#### About this task
Set down every record exactly as it appears.

Information Block Start

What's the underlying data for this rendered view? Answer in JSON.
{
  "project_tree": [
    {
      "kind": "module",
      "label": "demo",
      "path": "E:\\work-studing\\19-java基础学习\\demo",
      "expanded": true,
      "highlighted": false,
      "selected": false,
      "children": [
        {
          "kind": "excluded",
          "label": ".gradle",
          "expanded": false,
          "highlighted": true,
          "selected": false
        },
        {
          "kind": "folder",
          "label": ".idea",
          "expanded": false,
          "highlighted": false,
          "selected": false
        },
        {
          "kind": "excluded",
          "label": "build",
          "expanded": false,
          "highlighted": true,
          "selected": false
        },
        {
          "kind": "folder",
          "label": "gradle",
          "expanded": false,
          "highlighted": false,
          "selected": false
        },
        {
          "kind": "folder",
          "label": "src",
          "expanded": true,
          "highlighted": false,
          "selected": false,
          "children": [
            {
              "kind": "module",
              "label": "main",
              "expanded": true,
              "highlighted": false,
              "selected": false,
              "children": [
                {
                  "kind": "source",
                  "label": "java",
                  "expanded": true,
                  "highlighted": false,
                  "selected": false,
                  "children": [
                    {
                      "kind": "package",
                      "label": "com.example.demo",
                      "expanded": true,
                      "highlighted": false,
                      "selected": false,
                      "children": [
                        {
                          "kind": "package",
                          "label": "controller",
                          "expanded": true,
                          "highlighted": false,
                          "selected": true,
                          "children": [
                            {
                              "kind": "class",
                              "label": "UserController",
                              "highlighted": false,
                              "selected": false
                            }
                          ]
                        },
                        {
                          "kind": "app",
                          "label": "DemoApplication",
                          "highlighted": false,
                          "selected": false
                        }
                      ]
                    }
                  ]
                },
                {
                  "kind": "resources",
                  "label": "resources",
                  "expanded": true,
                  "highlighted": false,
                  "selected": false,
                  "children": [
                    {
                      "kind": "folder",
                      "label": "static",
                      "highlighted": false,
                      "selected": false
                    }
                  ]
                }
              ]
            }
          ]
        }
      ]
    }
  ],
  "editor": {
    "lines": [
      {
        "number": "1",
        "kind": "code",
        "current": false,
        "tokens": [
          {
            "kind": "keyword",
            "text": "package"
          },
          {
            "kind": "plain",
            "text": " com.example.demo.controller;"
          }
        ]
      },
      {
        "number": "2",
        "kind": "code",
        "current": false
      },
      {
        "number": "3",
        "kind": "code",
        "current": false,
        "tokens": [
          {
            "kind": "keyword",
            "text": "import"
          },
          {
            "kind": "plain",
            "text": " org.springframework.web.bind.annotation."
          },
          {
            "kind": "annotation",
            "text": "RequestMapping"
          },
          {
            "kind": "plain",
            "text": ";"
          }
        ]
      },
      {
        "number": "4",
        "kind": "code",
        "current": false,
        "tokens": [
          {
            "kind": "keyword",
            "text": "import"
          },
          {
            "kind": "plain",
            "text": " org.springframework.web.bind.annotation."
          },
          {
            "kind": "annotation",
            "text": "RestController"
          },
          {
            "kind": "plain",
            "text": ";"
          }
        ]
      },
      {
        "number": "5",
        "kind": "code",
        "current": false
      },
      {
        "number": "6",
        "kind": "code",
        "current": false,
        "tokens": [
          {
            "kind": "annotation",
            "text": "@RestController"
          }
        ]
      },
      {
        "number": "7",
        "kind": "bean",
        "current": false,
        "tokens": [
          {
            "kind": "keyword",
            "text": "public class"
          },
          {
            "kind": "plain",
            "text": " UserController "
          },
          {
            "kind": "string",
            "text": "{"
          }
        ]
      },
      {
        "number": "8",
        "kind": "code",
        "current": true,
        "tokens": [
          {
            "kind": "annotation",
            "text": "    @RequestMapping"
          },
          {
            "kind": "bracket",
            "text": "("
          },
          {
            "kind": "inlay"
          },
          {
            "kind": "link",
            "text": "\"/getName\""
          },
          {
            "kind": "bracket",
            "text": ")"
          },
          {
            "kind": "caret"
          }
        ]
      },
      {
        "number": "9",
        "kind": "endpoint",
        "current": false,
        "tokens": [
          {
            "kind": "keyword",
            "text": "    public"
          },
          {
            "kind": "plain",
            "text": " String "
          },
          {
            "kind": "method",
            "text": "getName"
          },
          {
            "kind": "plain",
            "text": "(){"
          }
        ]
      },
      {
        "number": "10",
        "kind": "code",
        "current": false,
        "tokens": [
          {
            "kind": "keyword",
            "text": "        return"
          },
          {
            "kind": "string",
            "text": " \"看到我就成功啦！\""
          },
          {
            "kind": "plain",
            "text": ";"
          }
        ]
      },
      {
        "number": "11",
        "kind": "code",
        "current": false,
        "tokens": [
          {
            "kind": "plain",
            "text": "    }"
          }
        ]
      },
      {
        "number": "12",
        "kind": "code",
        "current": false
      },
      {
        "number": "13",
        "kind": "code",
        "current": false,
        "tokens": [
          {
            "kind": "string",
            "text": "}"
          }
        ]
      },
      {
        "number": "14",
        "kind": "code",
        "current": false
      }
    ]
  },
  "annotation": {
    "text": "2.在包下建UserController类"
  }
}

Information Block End

#### Task output
What's the underlying data for this rendered view? Answer in JSON.
{
  "project_tree": [
    {
      "kind": "module",
      "label": "demo",
      "path": "E:\\work-studing\\19-java基础学习\\demo",
      "expanded": true,
      "highlighted": false,
      "selected": false,
      "children": [
        {
          "kind": "excluded",
          "label": ".gradle",
          "expanded": false,
          "highlighted": true,
          "selected": false
        },
        {
          "kind": "folder",
          "label": ".idea",
          "expanded": false,
          "highlighted": false,
          "selected": false
        },
        {
          "kind": "excluded",
          "label": "build",
          "expanded": false,
          "highlighted": true,
          "selected": false
        },
        {
          "kind": "folder",
          "label": "gradle",
          "expanded": false,
          "highlighted": false,
          "selected": false
        },
        {
          "kind": "folder",
          "label": "src",
          "expanded": true,
          "highlighted": false,
          "selected": false,
          "children": [
            {
              "kind": "module",
              "label": "main",
              "expanded": true,
              "highlighted": false,
              "selected": false,
              "children": [
                {
                  "kind": "source",
                  "label": "java",
                  "expanded": true,
                  "highlighted": false,
                  "selected": false,
                  "children": [
                    {
                      "kind": "package",
                      "label": "com.example.demo",
                      "expanded": true,
                      "highlighted": false,
                      "selected": false,
                      "children": [
                        {
                          "kind": "package",
                          "label": "controller",
                          "expanded": true,
                          "highlighted": false,
                          "selected": true,
                          "children": [
                            {
                              "kind": "class",
                              "label": "UserController",
                              "highlighted": false,
                              "selected": false
                            }
                          ]
                        },
                        {
                          "kind": "app",
                          "label": "DemoApplication",
                          "highlighted": false,
                          "selected": false
                        }
                      ]
                    }
                  ]
                },
                {
                  "kind": "resources",
                  "label": "resources",
                  "expanded": true,
                  "highlighted": false,
                  "selected": false,
                  "children": [
                    {
                      "kind": "folder",
                      "label": "static",
                      "highlighted": false,
                      "selected": false
                    }
                  ]
                }
              ]
            }
          ]
        }
      ]
    }
  ],
  "editor": {
    "lines": [
      {
        "number": "1",
        "kind": "code",
        "current": false,
        "tokens": [
          {
            "kind": "keyword",
            "text": "package"
          },
          {
            "kind": "plain",
            "text": " com.example.demo.controller;"
          }
        ]
      },
      {
        "number": "2",
        "kind": "code",
        "current": false
      },
      {
        "number": "3",
        "kind": "code",
        "current": false,
        "tokens": [
          {
            "kind": "keyword",
            "text": "import"
          },
          {
            "kind": "plain",
            "text": " org.springframework.web.bind.annotation."
          },
          {
            "kind": "annotation",
            "text": "RequestMapping"
          },
          {
            "kind": "plain",
            "text": ";"
          }
        ]
      },
      {
        "number": "4",
        "kind": "code",
        "current": false,
        "tokens": [
          {
            "kind": "keyword",
            "text": "import"
          },
          {
            "kind": "plain",
            "text": " org.springframework.web.bind.annotation."
          },
          {
            "kind": "annotation",
            "text": "RestController"
          },
          {
            "kind": "plain",
            "text": ";"
          }
        ]
      },
      {
        "number": "5",
        "kind": "code",
        "current": false
      },
      {
        "number": "6",
        "kind": "code",
        "current": false,
        "tokens": [
          {
            "kind": "annotation",
            "text": "@RestController"
          }
        ]
      },
      {
        "number": "7",
        "kind": "bean",
        "current": false,
        "tokens": [
          {
            "kind": "keyword",
            "text": "public class"
          },
          {
            "kind": "plain",
            "text": " UserController "
          },
          {
            "kind": "string",
            "text": "{"
          }
        ]
      },
      {
        "number": "8",
        "kind": "code",
        "current": true,
        "tokens": [
          {
            "kind": "annotation",
            "text": "    @RequestMapping"
          },
          {
            "kind": "bracket",
            "text": "("
          },
          {
            "kind": "inlay"
          },
          {
            "kind": "link",
            "text": "\"/getName\""
          },
          {
            "kind": "bracket",
            "text": ")"
          },
          {
            "kind": "caret"
          }
        ]
      },
      {
        "number": "9",
        "kind": "endpoint",
        "current": false,
        "tokens": [
          {
            "kind": "keyword",
            "text": "    public"
          },
          {
            "kind": "plain",
            "text": " String "
          },
          {
            "kind": "method",
            "text": "getName"
          },
          {
            "kind": "plain",
            "text": "(){"
          }
        ]
      },
      {
        "number": "10",
        "kind": "code",
        "current": false,
        "tokens": [
          {
            "kind": "keyword",
            "text": "        return"
          },
          {
            "kind": "string",
            "text": " \"看到我就成功啦！\""
          },
          {
            "kind": "plain",
            "text": ";"
          }
        ]
      },
      {
        "number": "11",
        "kind": "code",
        "current": false,
        "tokens": [
          {
            "kind": "plain",
            "text": "    }"
          }
        ]
      },
      {
        "number": "12",
        "kind": "code",
        "current": false
      },
      {
        "number": "13",
        "kind": "code",
        "current": false,
        "tokens": [
          {
            "kind": "string",
            "text": "}"
          }
        ]
      },
      {
        "number": "14",
        "kind": "code",
        "current": false
      }
    ]
  },
  "annotation": {
    "text": "2.在包下建UserController类"
  }
}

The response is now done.